[Material shown]

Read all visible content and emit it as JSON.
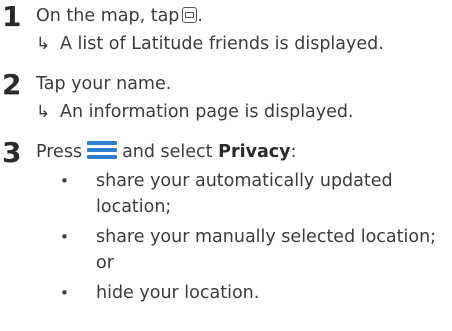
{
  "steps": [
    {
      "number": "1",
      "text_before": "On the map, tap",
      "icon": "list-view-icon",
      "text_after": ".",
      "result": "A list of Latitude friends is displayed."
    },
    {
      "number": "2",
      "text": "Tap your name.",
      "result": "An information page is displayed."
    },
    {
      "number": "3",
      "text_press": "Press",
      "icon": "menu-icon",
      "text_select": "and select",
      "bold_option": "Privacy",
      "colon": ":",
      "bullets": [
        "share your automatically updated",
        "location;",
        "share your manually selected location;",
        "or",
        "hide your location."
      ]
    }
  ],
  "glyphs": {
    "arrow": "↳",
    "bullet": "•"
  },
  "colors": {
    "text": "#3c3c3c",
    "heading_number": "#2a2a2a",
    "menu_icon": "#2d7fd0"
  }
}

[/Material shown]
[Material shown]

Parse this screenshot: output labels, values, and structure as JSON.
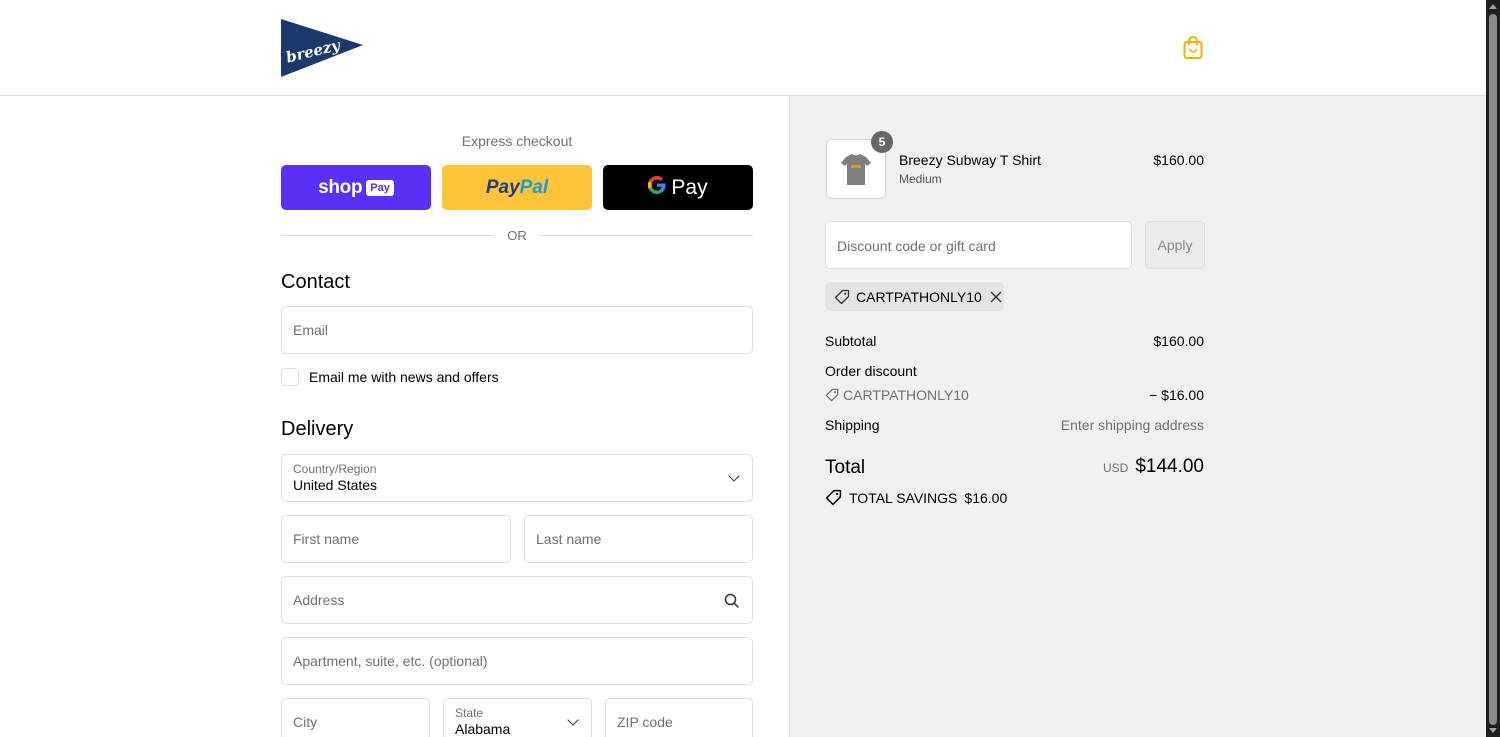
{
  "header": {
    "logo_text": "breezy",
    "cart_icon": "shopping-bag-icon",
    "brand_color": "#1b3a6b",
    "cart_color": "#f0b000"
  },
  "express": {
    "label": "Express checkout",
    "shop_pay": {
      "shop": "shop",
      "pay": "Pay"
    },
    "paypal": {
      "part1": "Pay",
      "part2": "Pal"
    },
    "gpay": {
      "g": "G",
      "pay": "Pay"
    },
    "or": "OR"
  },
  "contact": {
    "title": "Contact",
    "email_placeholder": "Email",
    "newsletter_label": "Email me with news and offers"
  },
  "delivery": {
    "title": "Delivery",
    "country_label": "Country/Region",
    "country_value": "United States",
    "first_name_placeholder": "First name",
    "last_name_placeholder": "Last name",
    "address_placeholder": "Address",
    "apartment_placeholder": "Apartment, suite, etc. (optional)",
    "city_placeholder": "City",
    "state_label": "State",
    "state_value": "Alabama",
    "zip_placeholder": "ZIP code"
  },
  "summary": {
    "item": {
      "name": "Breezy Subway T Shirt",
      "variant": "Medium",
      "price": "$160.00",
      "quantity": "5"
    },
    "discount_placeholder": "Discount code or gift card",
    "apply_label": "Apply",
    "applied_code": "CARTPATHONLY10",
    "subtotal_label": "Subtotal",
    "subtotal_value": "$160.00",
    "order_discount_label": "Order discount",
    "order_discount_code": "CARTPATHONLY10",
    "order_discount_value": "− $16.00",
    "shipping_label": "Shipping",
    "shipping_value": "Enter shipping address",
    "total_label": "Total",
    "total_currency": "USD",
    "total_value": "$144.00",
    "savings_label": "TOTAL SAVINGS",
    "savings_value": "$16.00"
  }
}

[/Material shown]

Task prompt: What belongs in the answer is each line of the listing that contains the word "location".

Response:
        "location;",
        "share your manually selected location;",
        "hide your location."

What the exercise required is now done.